Victor is perhaps best known for his research on macro-environmental models that are used for scenario analysis of industrially and regionally disaggregated interactions between the economy and the environment. The book features some discussion about the system dynamics model, Energy Emissions TRAP that he co-developed, which includes information about the energy return on investment of different technology-scenarios. Much of this work is now being undertaken by larger modeling teams working with public agencies like the International Energy Agency. The book does hint at some interesting work being undertaken with Tim Jackson on a stock-flow consistent (LowGrowSFC) model which looks not just at how the real economy and the environment interact, but also includes the balance sheets of banks financing it. Such work is complex and data hungry but it allows the inclusion of the behaviours of banks and their regulators to manage the financial risks of climate change on the financial system.
To my mind the most interesting new idea was the discussion about segregating consumption goods not just between public and private goods, but within private goods between useful goods and status goods. People derive pleasure from the latter not because they fulfill an intrinsic need but because they signal their wealth or taste to others. There was an effort to codify various assumptions into a “HappyGrow” growth model which allows government to vary consumption taxes between classes of goods and deter over-consumption of status goods, and use these to finance the provision of public goods.
The book makes many cogent arguments on the need for a managed decline and contraction of the economy and ends with some policy recommendations organized in terms of population (less points based immigration), environment (taxing externalities), poverty (taxing wealth), time (reducing work time), investment (more green investment – my organization Climate Bonds Initiative gets a plug), technology (more directed innovation), trade (less of it) and consumption (tax status-seeking goods more).
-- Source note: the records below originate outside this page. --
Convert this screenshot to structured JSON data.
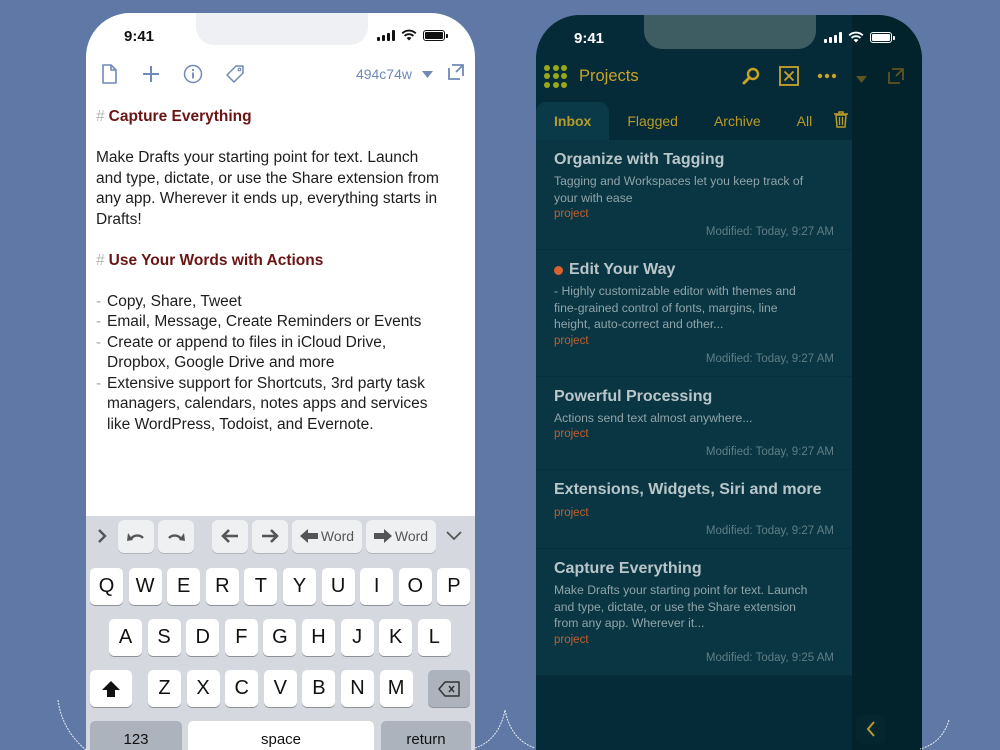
{
  "colors": {
    "background": "#5f78a5",
    "light_accent": "#6f89b8",
    "heading_red": "#6b1414",
    "dark_bg": "#062b38",
    "dark_accent": "#c9a227",
    "tag_orange": "#c0602e",
    "flag_dot": "#d9622b"
  },
  "left_phone": {
    "status_time": "9:41",
    "toolbar": {
      "icons": [
        "new-draft-icon",
        "plus-icon",
        "info-icon",
        "tag-icon"
      ],
      "draft_id": "494c74w",
      "dropdown_icon": "caret-down-icon",
      "expand_icon": "expand-icon"
    },
    "editor": {
      "hash": "#",
      "heading1": "Capture Everything",
      "para1_lines": [
        "Make Drafts your starting point for text. Launch",
        "and type, dictate, or use the Share extension from",
        "any app. Wherever it ends up, everything starts in",
        "Drafts!"
      ],
      "heading2": "Use Your Words with Actions",
      "list_dash": "-",
      "list": [
        [
          "Copy, Share, Tweet"
        ],
        [
          "Email, Message, Create Reminders or Events"
        ],
        [
          "Create or append to files in iCloud Drive,",
          "Dropbox, Google Drive and more"
        ],
        [
          "Extensive support for Shortcuts, 3rd party task",
          "managers, calendars, notes apps and services",
          "like WordPress, Todoist, and Evernote."
        ]
      ]
    },
    "keyboard_accessory": {
      "word_left": "Word",
      "word_right": "Word"
    },
    "keyboard": {
      "row1": [
        "Q",
        "W",
        "E",
        "R",
        "T",
        "Y",
        "U",
        "I",
        "O",
        "P"
      ],
      "row2": [
        "A",
        "S",
        "D",
        "F",
        "G",
        "H",
        "J",
        "K",
        "L"
      ],
      "row3": [
        "Z",
        "X",
        "C",
        "V",
        "B",
        "N",
        "M"
      ],
      "numbers": "123",
      "space": "space",
      "return": "return"
    }
  },
  "right_phone": {
    "status_time": "9:41",
    "header": {
      "title": "Projects"
    },
    "tabs": [
      {
        "label": "Inbox",
        "active": true
      },
      {
        "label": "Flagged",
        "active": false
      },
      {
        "label": "Archive",
        "active": false
      },
      {
        "label": "All",
        "active": false
      }
    ],
    "drafts": [
      {
        "title": "Organize with Tagging",
        "flagged": false,
        "body": [
          "Tagging and Workspaces let you keep track of",
          "your with ease"
        ],
        "tag": "project",
        "modified": "Modified: Today, 9:27 AM"
      },
      {
        "title": "Edit Your Way",
        "flagged": true,
        "body": [
          "- Highly customizable editor with themes and",
          "fine-grained control of fonts, margins, line",
          "height, auto-correct and other..."
        ],
        "tag": "project",
        "modified": "Modified: Today, 9:27 AM"
      },
      {
        "title": "Powerful Processing",
        "flagged": false,
        "body": [
          "Actions send text almost anywhere..."
        ],
        "tag": "project",
        "modified": "Modified: Today, 9:27 AM"
      },
      {
        "title": "Extensions, Widgets, Siri and more",
        "flagged": false,
        "body": [],
        "tag": "project",
        "modified": "Modified: Today, 9:27 AM"
      },
      {
        "title": "Capture Everything",
        "flagged": false,
        "body": [
          "Make Drafts your starting point for text. Launch",
          "and type, dictate, or use the Share extension",
          "from any app. Wherever it..."
        ],
        "tag": "project",
        "modified": "Modified: Today, 9:25 AM"
      }
    ]
  }
}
As I said earlier, this review is being written at a time of massive decline in growth as a result of a disaster not design. What we are seeing with the current epidemic is that the costs of the disaster do not fall on different groups in an even handed way. Countries in South Asia and Africa are seeing a huge reduction in foreign earnings from foreign migrant remittances, tourist income and the export of manufactured goods: globalization has effectively been put on hold. Within the North, the sudden downturn has impacted most heavily on small and medium sized businesses and the self-employed. Within society, the lowest paid, most insecurely employed workers like waiters, cleaners, casual taxi drivers have the greatest difficulty in accessing support schemes while those on salaries and working in big firms are best protected. This surely reminds us that a managed contraction of the economy may or may not be to everyone’s liking, but an unmanaged contraction caused by pandemic or physical climate risks is ruinous for us all.
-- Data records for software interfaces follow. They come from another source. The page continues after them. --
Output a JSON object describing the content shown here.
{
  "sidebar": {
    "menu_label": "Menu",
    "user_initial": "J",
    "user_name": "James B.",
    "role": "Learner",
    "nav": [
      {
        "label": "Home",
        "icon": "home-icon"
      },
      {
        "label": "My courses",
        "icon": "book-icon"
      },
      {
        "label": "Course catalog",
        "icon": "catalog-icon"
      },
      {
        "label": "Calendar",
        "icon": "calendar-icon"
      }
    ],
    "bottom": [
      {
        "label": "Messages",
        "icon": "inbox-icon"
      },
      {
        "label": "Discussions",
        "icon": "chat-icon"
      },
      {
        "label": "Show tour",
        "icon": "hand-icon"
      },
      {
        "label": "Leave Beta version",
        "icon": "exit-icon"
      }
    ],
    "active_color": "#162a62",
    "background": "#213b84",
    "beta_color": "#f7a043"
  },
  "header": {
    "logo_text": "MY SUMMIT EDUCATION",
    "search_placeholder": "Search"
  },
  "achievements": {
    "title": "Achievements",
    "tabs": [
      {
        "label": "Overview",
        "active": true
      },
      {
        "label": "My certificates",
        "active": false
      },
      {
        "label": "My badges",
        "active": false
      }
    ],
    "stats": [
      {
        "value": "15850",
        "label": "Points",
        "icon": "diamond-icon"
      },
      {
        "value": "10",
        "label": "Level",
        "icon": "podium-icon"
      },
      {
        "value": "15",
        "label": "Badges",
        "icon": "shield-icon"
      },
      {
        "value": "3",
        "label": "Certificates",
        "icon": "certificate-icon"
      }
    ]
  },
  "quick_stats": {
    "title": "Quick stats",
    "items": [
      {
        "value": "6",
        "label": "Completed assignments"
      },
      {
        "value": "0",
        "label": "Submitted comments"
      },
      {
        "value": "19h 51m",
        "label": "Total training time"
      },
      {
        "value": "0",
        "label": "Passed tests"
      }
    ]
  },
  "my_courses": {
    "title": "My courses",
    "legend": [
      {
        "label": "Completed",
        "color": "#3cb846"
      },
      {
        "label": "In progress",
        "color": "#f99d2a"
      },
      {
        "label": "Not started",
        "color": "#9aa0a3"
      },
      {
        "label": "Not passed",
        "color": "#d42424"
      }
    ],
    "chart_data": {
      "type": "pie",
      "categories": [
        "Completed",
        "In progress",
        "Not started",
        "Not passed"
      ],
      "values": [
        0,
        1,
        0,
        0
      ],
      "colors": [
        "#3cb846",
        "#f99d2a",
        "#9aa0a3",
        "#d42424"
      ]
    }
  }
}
The eBook version of Managing without Growth is priced from £22/$31 from Google Play, ebooks.com and other eBook vendors, while in print the book can be ordered from the Edward Elgar Publishing website.